WORK ORDER:
Repeat the records exactly as given. Do not include the pictures.
----
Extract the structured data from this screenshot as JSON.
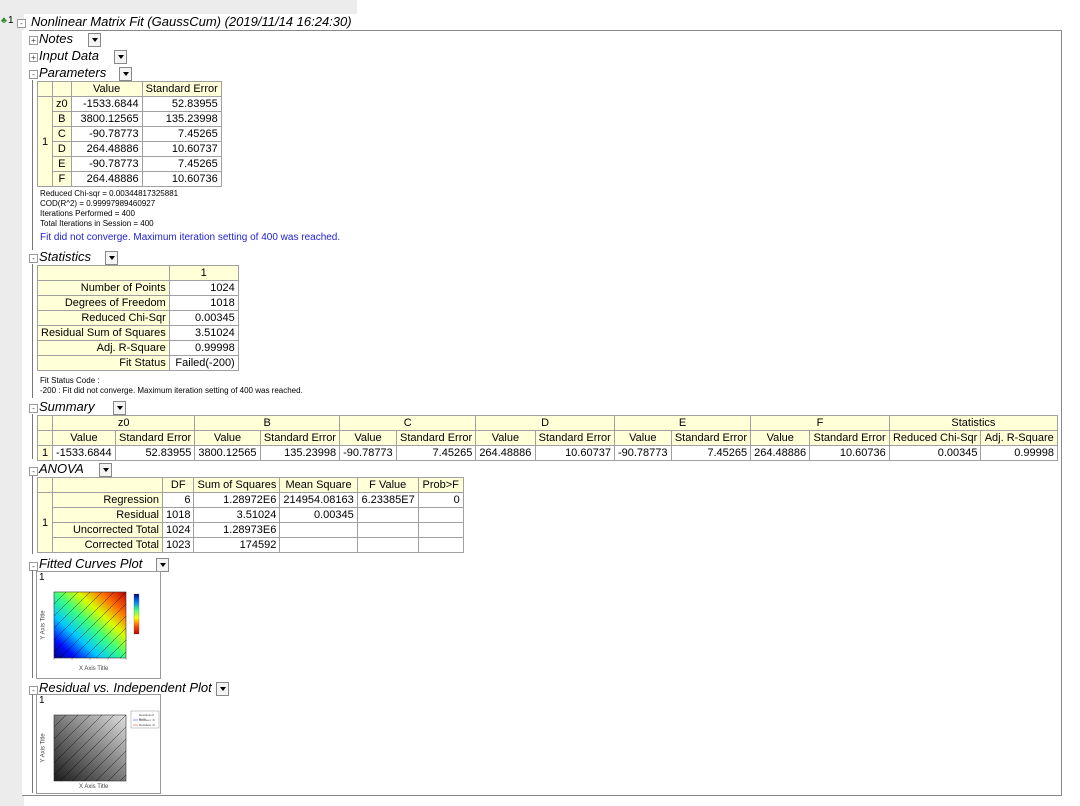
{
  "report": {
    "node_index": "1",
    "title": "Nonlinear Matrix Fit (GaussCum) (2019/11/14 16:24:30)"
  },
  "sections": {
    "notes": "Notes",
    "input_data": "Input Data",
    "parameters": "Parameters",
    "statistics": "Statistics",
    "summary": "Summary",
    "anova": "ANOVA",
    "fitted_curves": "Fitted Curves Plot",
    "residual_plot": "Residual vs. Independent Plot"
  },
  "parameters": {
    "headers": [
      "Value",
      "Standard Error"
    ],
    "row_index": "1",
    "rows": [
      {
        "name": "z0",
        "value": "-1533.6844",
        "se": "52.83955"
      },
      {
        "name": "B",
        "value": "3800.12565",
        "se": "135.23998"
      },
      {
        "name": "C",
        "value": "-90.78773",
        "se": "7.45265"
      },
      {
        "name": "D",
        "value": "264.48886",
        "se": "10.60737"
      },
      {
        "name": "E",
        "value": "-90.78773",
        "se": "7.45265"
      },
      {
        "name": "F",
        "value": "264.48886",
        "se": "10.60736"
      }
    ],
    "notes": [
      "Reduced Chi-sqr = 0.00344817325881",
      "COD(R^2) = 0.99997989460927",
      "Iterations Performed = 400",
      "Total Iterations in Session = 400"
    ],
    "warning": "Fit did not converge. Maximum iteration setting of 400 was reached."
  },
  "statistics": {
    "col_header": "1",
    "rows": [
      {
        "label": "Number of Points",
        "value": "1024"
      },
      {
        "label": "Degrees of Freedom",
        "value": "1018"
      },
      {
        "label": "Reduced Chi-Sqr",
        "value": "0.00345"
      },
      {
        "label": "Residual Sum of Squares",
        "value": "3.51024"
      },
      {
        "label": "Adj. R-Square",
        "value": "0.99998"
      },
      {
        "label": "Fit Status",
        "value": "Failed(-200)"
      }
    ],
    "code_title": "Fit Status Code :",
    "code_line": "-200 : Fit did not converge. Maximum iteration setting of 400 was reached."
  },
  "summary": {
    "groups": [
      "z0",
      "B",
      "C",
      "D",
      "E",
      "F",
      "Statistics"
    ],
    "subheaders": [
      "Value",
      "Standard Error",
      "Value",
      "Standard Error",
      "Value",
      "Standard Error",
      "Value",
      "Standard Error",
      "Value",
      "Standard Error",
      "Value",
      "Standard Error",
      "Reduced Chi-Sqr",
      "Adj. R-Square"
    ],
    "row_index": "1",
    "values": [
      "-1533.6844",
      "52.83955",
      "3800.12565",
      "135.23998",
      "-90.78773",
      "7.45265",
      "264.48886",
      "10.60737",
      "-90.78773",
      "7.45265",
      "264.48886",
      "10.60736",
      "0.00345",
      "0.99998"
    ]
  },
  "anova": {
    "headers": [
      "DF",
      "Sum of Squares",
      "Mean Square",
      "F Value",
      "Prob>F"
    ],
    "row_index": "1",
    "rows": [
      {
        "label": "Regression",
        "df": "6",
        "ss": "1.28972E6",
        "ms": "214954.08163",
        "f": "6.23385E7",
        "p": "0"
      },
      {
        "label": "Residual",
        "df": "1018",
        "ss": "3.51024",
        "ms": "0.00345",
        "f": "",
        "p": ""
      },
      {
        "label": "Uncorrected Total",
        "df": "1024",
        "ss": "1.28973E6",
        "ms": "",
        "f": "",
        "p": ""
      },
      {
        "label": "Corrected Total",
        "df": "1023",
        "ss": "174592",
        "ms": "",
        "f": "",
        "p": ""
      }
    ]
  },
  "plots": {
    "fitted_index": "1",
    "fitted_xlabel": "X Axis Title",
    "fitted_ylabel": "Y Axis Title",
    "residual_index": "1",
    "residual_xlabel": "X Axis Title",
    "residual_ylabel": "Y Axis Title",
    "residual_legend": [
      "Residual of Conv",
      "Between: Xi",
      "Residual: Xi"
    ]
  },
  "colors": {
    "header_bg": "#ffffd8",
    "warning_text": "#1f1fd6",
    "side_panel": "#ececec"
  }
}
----
RESULT OF THIS TASK:
Extract the structured data from this screenshot as JSON.
{
  "report": {
    "node_index": "1",
    "title": "Nonlinear Matrix Fit (GaussCum) (2019/11/14 16:24:30)"
  },
  "sections": {
    "notes": "Notes",
    "input_data": "Input Data",
    "parameters": "Parameters",
    "statistics": "Statistics",
    "summary": "Summary",
    "anova": "ANOVA",
    "fitted_curves": "Fitted Curves Plot",
    "residual_plot": "Residual vs. Independent Plot"
  },
  "parameters": {
    "headers": [
      "Value",
      "Standard Error"
    ],
    "row_index": "1",
    "rows": [
      {
        "name": "z0",
        "value": "-1533.6844",
        "se": "52.83955"
      },
      {
        "name": "B",
        "value": "3800.12565",
        "se": "135.23998"
      },
      {
        "name": "C",
        "value": "-90.78773",
        "se": "7.45265"
      },
      {
        "name": "D",
        "value": "264.48886",
        "se": "10.60737"
      },
      {
        "name": "E",
        "value": "-90.78773",
        "se": "7.45265"
      },
      {
        "name": "F",
        "value": "264.48886",
        "se": "10.60736"
      }
    ],
    "notes": [
      "Reduced Chi-sqr = 0.00344817325881",
      "COD(R^2) = 0.99997989460927",
      "Iterations Performed = 400",
      "Total Iterations in Session = 400"
    ],
    "warning": "Fit did not converge. Maximum iteration setting of 400 was reached."
  },
  "statistics": {
    "col_header": "1",
    "rows": [
      {
        "label": "Number of Points",
        "value": "1024"
      },
      {
        "label": "Degrees of Freedom",
        "value": "1018"
      },
      {
        "label": "Reduced Chi-Sqr",
        "value": "0.00345"
      },
      {
        "label": "Residual Sum of Squares",
        "value": "3.51024"
      },
      {
        "label": "Adj. R-Square",
        "value": "0.99998"
      },
      {
        "label": "Fit Status",
        "value": "Failed(-200)"
      }
    ],
    "code_title": "Fit Status Code :",
    "code_line": "-200 : Fit did not converge. Maximum iteration setting of 400 was reached."
  },
  "summary": {
    "groups": [
      "z0",
      "B",
      "C",
      "D",
      "E",
      "F",
      "Statistics"
    ],
    "subheaders": [
      "Value",
      "Standard Error",
      "Value",
      "Standard Error",
      "Value",
      "Standard Error",
      "Value",
      "Standard Error",
      "Value",
      "Standard Error",
      "Value",
      "Standard Error",
      "Reduced Chi-Sqr",
      "Adj. R-Square"
    ],
    "row_index": "1",
    "values": [
      "-1533.6844",
      "52.83955",
      "3800.12565",
      "135.23998",
      "-90.78773",
      "7.45265",
      "264.48886",
      "10.60737",
      "-90.78773",
      "7.45265",
      "264.48886",
      "10.60736",
      "0.00345",
      "0.99998"
    ]
  },
  "anova": {
    "headers": [
      "DF",
      "Sum of Squares",
      "Mean Square",
      "F Value",
      "Prob>F"
    ],
    "row_index": "1",
    "rows": [
      {
        "label": "Regression",
        "df": "6",
        "ss": "1.28972E6",
        "ms": "214954.08163",
        "f": "6.23385E7",
        "p": "0"
      },
      {
        "label": "Residual",
        "df": "1018",
        "ss": "3.51024",
        "ms": "0.00345",
        "f": "",
        "p": ""
      },
      {
        "label": "Uncorrected Total",
        "df": "1024",
        "ss": "1.28973E6",
        "ms": "",
        "f": "",
        "p": ""
      },
      {
        "label": "Corrected Total",
        "df": "1023",
        "ss": "174592",
        "ms": "",
        "f": "",
        "p": ""
      }
    ]
  },
  "plots": {
    "fitted_index": "1",
    "fitted_xlabel": "X Axis Title",
    "fitted_ylabel": "Y Axis Title",
    "residual_index": "1",
    "residual_xlabel": "X Axis Title",
    "residual_ylabel": "Y Axis Title",
    "residual_legend": [
      "Residual of Conv",
      "Between: Xi",
      "Residual: Xi"
    ]
  },
  "colors": {
    "header_bg": "#ffffd8",
    "warning_text": "#1f1fd6",
    "side_panel": "#ececec"
  }
}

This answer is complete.